(Data items)
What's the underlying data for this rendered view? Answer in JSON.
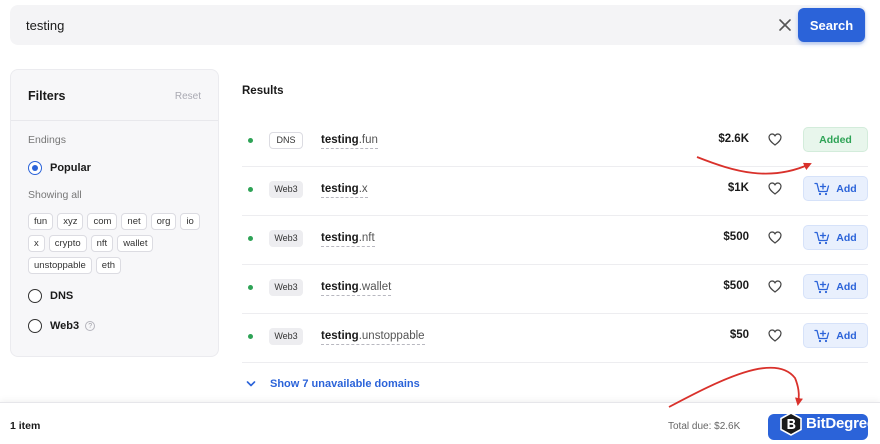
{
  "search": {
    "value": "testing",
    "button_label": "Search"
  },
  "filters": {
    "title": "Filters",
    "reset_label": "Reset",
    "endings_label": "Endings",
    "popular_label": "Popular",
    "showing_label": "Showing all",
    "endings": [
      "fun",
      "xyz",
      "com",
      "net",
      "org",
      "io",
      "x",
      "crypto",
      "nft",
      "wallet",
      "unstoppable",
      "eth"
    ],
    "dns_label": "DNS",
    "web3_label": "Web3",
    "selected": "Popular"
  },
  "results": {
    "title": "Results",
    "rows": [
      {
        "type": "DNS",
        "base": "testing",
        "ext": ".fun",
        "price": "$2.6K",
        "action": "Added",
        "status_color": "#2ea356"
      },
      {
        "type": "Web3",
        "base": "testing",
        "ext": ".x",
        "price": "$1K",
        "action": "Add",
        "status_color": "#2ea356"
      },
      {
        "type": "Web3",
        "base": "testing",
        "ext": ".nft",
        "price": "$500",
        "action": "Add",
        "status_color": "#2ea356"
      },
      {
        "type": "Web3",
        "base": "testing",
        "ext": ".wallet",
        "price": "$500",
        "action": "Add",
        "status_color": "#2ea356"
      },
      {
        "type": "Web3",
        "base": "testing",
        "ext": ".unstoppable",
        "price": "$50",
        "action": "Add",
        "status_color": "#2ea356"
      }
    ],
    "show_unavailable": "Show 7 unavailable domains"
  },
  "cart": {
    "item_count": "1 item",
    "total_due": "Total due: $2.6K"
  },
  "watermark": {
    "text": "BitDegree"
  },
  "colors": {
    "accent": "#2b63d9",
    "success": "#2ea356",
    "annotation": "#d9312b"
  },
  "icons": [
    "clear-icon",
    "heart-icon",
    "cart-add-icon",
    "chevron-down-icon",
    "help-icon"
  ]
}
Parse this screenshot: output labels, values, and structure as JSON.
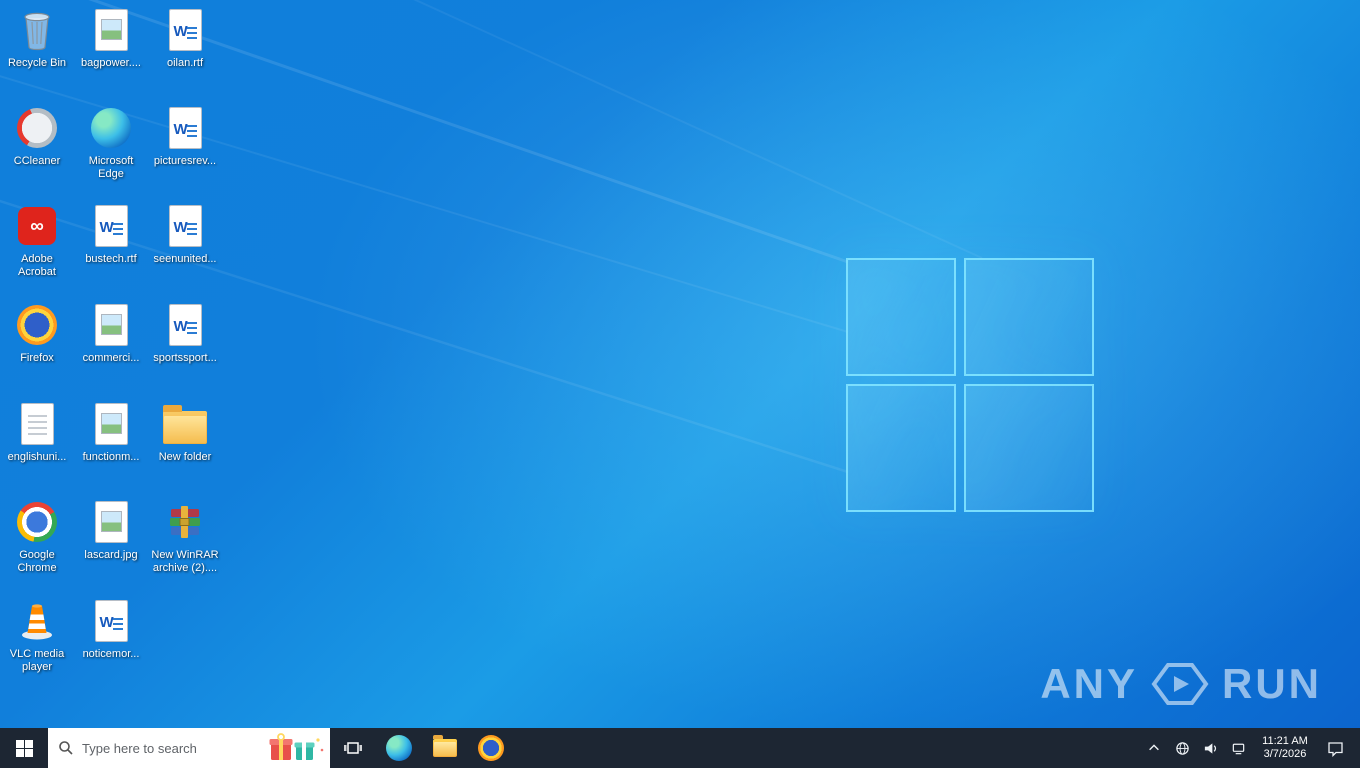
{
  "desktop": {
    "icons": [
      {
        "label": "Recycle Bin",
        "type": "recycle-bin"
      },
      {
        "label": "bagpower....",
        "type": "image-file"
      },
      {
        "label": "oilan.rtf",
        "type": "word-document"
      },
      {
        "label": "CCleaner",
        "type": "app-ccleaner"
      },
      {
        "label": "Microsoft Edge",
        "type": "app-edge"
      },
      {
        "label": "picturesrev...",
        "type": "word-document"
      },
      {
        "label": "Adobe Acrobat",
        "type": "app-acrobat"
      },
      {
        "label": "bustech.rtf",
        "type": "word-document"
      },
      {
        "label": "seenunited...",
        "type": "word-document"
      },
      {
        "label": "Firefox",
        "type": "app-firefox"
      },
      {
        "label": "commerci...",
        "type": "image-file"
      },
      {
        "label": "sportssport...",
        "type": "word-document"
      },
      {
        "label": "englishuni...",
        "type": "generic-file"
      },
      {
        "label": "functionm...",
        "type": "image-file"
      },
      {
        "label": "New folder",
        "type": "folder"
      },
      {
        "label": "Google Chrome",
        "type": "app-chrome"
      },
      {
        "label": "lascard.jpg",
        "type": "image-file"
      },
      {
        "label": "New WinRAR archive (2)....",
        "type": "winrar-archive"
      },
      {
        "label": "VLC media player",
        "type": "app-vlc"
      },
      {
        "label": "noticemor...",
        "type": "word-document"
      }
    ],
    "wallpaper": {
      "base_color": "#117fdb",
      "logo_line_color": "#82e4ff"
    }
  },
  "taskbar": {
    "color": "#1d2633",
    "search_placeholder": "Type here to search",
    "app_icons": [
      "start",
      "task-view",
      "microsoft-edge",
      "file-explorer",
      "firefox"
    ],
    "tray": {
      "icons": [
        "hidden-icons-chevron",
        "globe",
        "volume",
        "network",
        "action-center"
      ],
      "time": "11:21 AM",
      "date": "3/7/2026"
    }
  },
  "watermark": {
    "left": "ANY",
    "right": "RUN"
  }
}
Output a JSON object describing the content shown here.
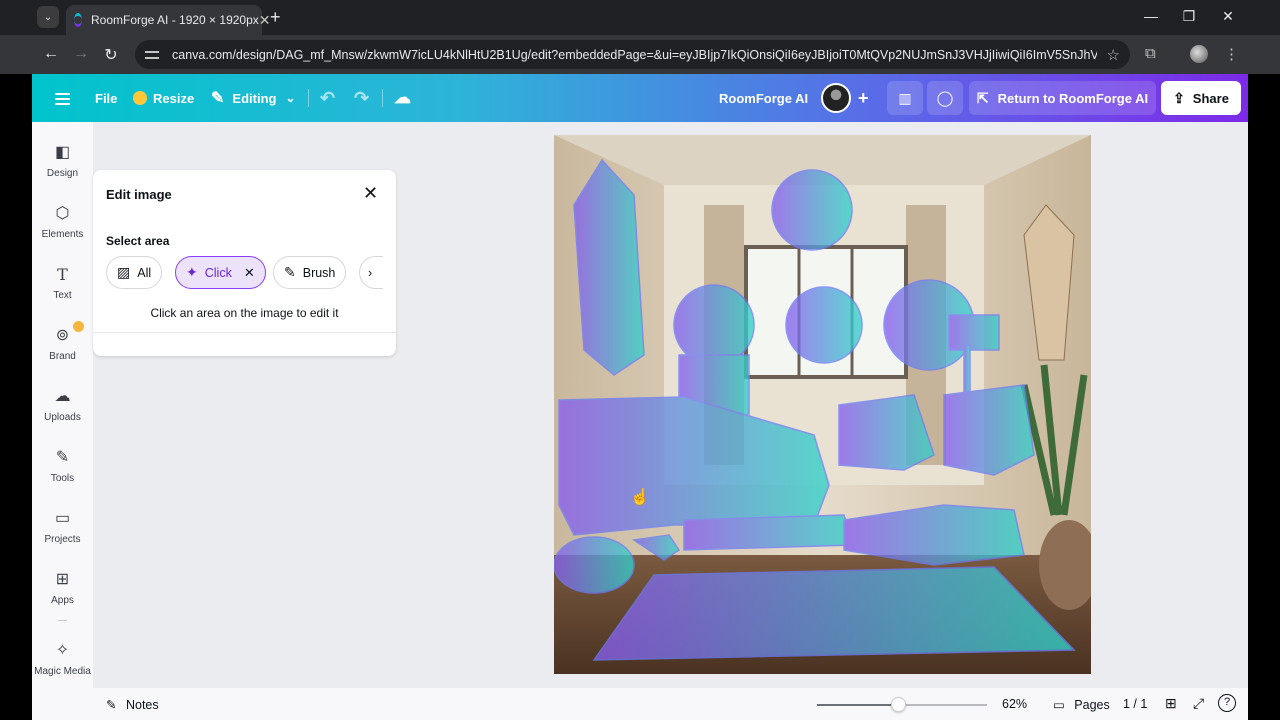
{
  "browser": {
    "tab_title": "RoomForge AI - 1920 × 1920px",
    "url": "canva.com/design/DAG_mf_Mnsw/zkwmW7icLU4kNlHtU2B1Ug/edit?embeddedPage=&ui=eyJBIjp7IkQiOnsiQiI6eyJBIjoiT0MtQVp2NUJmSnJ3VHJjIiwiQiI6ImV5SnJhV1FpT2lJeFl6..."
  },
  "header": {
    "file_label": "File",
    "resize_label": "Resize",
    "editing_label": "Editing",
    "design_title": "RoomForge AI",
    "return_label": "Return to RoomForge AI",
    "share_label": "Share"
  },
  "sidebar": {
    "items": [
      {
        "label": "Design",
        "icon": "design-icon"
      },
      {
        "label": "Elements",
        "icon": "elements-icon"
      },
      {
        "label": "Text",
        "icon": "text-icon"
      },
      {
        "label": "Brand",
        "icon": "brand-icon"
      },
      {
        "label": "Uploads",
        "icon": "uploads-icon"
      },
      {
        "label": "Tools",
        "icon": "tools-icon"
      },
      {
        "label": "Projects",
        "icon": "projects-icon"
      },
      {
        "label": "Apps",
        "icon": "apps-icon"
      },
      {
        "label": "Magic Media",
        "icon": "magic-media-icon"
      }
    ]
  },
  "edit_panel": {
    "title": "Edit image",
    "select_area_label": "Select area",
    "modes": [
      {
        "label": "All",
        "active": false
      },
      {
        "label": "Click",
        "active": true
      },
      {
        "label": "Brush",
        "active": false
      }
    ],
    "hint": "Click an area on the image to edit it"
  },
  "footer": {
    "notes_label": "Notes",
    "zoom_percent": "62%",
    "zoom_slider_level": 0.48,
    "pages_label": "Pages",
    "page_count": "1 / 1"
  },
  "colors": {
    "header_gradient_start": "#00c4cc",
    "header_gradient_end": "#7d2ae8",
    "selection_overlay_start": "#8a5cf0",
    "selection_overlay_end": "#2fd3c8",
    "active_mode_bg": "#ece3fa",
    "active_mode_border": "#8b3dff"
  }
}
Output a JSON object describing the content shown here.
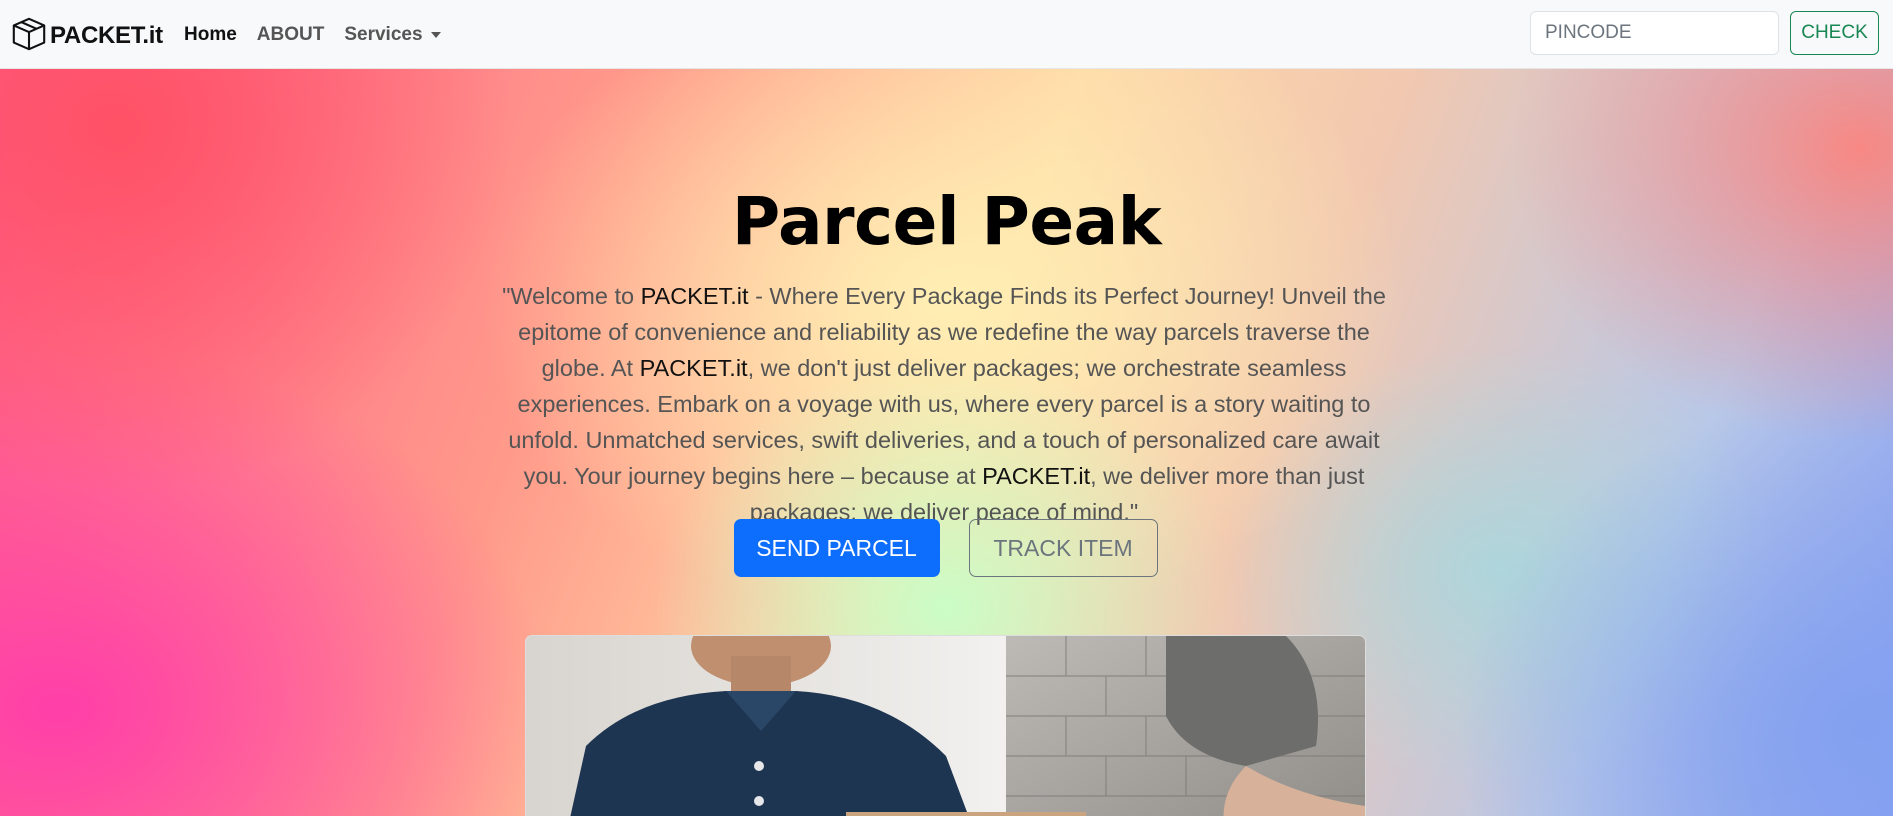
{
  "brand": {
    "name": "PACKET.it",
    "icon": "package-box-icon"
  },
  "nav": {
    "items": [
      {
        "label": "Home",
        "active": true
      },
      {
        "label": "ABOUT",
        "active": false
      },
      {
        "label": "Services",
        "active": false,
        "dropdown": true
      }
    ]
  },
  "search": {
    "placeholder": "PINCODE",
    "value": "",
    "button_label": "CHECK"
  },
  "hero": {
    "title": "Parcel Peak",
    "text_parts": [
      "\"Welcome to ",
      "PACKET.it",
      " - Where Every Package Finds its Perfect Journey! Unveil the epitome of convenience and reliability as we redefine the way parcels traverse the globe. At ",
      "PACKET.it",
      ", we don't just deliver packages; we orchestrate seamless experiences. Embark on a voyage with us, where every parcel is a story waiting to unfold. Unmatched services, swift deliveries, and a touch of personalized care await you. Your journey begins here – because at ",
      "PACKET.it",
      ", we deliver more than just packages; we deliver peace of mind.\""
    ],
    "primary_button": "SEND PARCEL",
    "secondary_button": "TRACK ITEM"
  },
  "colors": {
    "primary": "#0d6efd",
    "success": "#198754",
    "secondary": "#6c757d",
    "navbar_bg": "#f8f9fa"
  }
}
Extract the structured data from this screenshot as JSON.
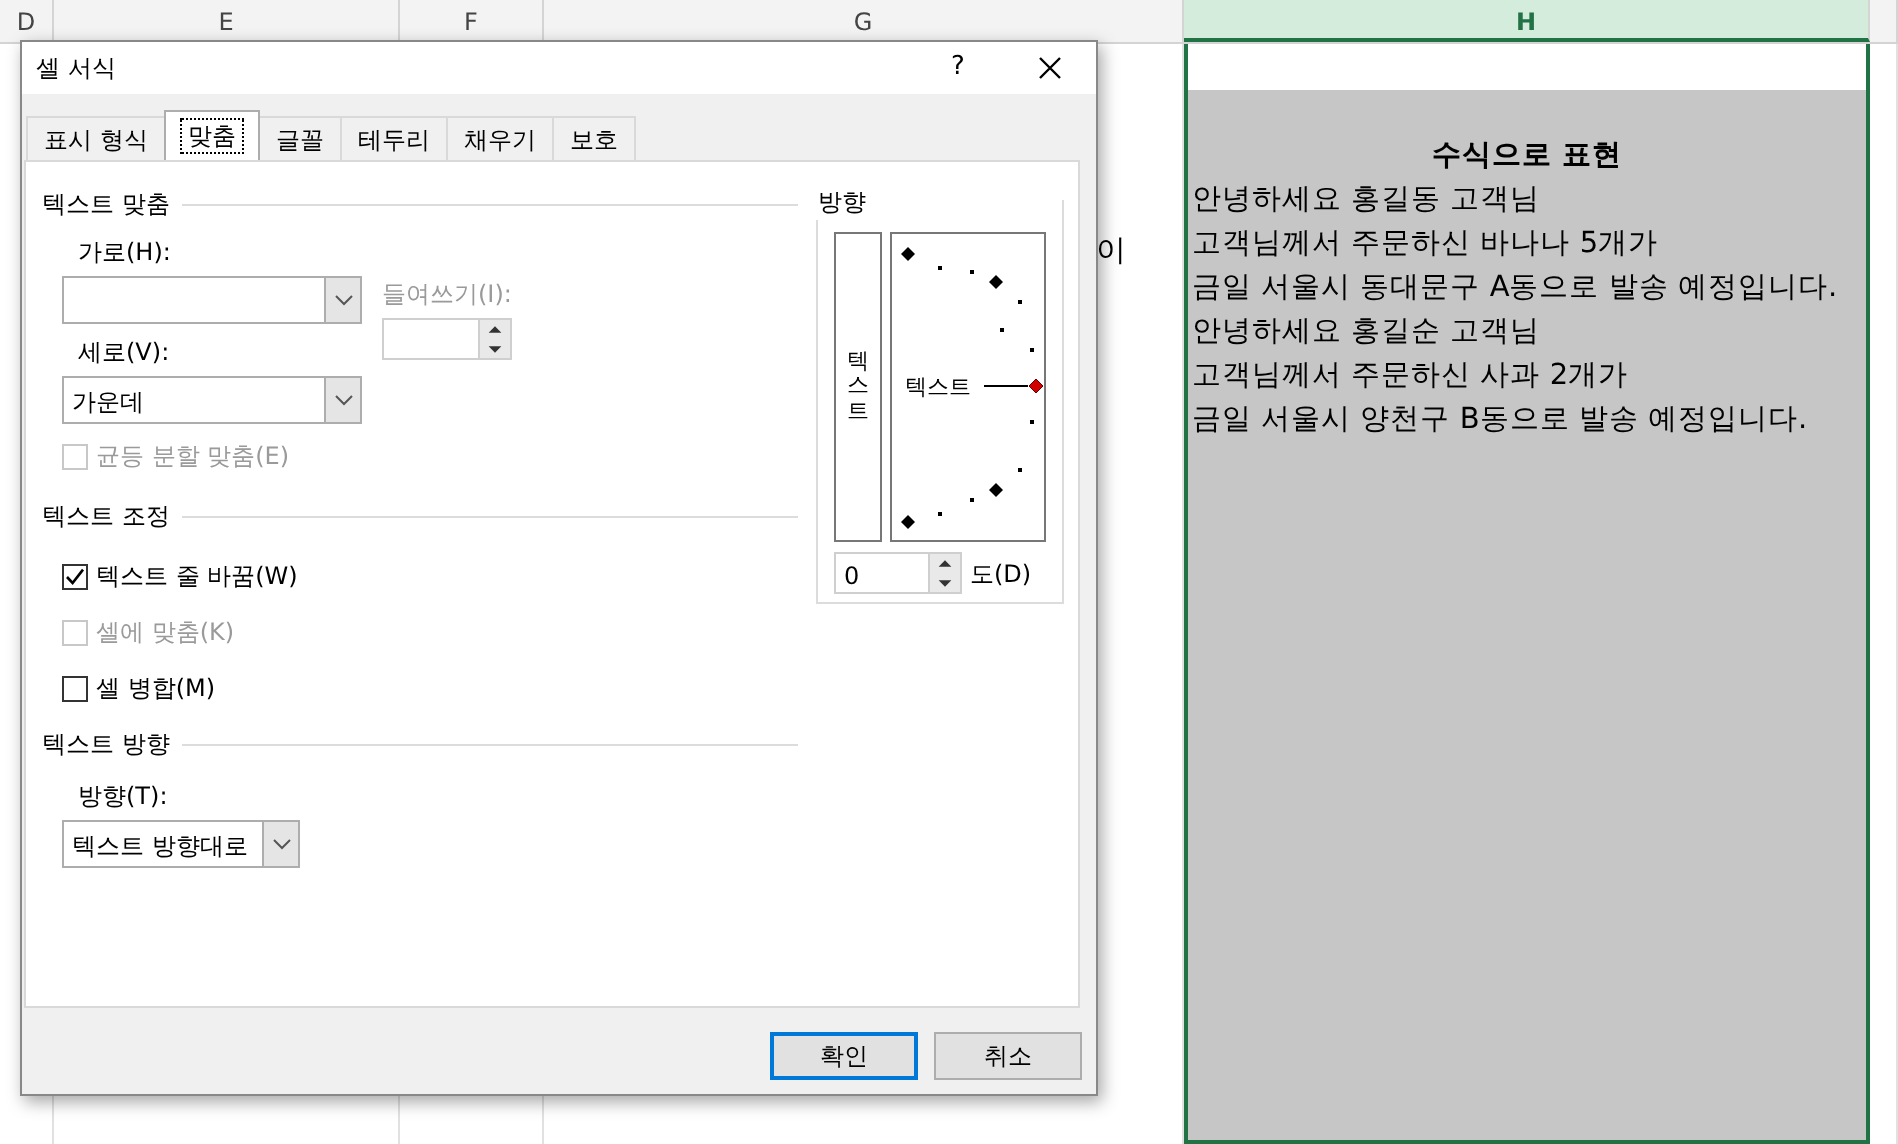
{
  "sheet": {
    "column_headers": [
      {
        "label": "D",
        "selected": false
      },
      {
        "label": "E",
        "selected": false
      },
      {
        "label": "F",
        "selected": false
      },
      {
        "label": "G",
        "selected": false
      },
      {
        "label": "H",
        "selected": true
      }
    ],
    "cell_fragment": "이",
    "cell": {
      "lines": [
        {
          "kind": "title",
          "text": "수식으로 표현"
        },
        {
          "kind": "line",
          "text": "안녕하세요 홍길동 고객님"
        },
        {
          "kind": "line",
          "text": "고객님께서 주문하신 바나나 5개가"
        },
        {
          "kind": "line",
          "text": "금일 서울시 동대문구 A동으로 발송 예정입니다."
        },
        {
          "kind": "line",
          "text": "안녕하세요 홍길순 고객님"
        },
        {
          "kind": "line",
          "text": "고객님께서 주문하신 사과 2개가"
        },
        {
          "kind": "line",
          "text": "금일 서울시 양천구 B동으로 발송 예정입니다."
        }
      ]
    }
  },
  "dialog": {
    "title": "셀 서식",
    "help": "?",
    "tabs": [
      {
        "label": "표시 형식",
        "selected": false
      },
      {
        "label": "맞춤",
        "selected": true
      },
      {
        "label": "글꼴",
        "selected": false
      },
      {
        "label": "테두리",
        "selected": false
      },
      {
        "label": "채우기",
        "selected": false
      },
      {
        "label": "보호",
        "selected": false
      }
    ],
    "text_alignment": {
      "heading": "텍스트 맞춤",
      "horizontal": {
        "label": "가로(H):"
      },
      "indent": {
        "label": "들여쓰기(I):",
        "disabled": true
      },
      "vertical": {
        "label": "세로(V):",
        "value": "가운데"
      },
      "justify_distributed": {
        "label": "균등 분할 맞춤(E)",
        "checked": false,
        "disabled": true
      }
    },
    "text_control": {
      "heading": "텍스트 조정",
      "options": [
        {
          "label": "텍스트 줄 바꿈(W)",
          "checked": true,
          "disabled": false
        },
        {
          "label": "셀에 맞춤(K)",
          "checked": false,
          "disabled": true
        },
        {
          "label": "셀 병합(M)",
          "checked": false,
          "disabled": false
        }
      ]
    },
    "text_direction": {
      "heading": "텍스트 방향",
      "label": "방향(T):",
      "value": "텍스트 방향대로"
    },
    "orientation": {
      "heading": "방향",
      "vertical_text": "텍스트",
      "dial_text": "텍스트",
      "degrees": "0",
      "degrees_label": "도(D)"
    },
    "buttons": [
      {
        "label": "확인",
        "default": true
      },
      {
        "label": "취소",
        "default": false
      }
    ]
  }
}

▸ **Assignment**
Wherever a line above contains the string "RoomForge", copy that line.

▸ **Reply**
    "tab_title": "RoomForge AI - 1920 × 1920px",
    "design_title": "RoomForge AI",
    "return_label": "Return to RoomForge AI",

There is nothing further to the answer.